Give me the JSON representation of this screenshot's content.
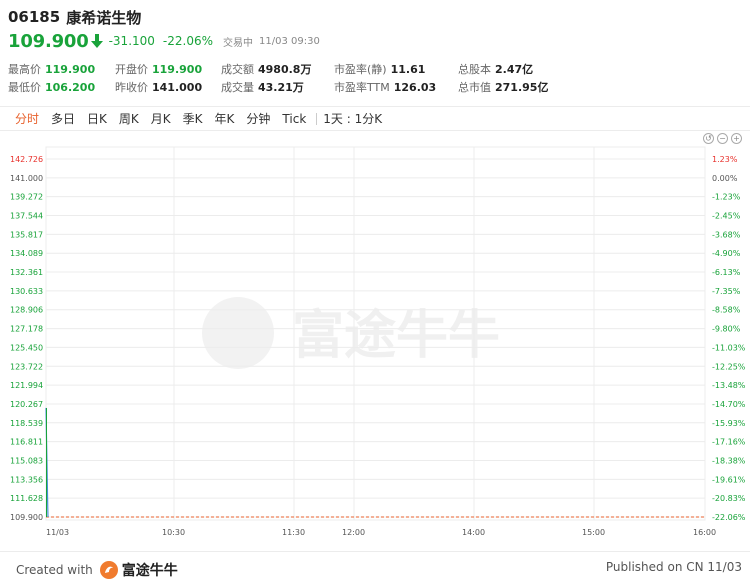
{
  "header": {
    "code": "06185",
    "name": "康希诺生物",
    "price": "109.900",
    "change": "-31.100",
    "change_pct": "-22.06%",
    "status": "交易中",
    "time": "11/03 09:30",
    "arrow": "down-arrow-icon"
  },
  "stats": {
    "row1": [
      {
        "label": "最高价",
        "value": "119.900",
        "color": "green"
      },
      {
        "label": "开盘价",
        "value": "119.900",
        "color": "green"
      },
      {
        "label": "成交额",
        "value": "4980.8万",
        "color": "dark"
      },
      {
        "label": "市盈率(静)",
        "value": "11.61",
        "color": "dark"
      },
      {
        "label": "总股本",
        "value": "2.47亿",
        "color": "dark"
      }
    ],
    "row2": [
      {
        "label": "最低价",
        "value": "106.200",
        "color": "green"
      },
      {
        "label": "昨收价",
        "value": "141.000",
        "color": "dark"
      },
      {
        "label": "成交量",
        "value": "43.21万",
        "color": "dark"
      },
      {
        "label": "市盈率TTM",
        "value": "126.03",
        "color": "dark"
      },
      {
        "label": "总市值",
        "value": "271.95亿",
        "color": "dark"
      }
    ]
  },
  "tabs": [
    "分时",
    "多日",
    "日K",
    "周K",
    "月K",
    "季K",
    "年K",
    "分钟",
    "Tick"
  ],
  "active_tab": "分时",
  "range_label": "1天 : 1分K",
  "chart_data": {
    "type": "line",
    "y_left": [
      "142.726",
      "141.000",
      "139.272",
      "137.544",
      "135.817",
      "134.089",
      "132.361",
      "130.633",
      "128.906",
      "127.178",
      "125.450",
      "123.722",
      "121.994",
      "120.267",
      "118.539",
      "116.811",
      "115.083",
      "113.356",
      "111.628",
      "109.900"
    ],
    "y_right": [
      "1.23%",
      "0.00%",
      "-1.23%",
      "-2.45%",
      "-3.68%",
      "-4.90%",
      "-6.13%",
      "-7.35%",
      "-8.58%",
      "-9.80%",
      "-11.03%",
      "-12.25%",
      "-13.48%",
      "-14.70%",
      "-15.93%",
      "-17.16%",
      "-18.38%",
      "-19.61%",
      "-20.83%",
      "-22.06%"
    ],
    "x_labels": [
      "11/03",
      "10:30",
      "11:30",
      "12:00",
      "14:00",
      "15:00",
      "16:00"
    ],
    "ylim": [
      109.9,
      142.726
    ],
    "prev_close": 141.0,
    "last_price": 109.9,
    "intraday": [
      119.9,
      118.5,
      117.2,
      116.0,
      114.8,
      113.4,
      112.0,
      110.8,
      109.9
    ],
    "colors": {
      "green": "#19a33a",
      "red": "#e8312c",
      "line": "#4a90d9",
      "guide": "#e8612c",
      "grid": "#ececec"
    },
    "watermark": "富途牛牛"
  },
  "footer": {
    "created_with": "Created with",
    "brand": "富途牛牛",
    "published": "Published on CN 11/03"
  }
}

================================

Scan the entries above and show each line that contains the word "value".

        "value": "119.900",
        "value": "119.900",
        "value": "4980.8万",
        "value": "11.61",
        "value": "2.47亿",
        "value": "106.200",
        "value": "141.000",
        "value": "43.21万",
        "value": "126.03",
        "value": "271.95亿",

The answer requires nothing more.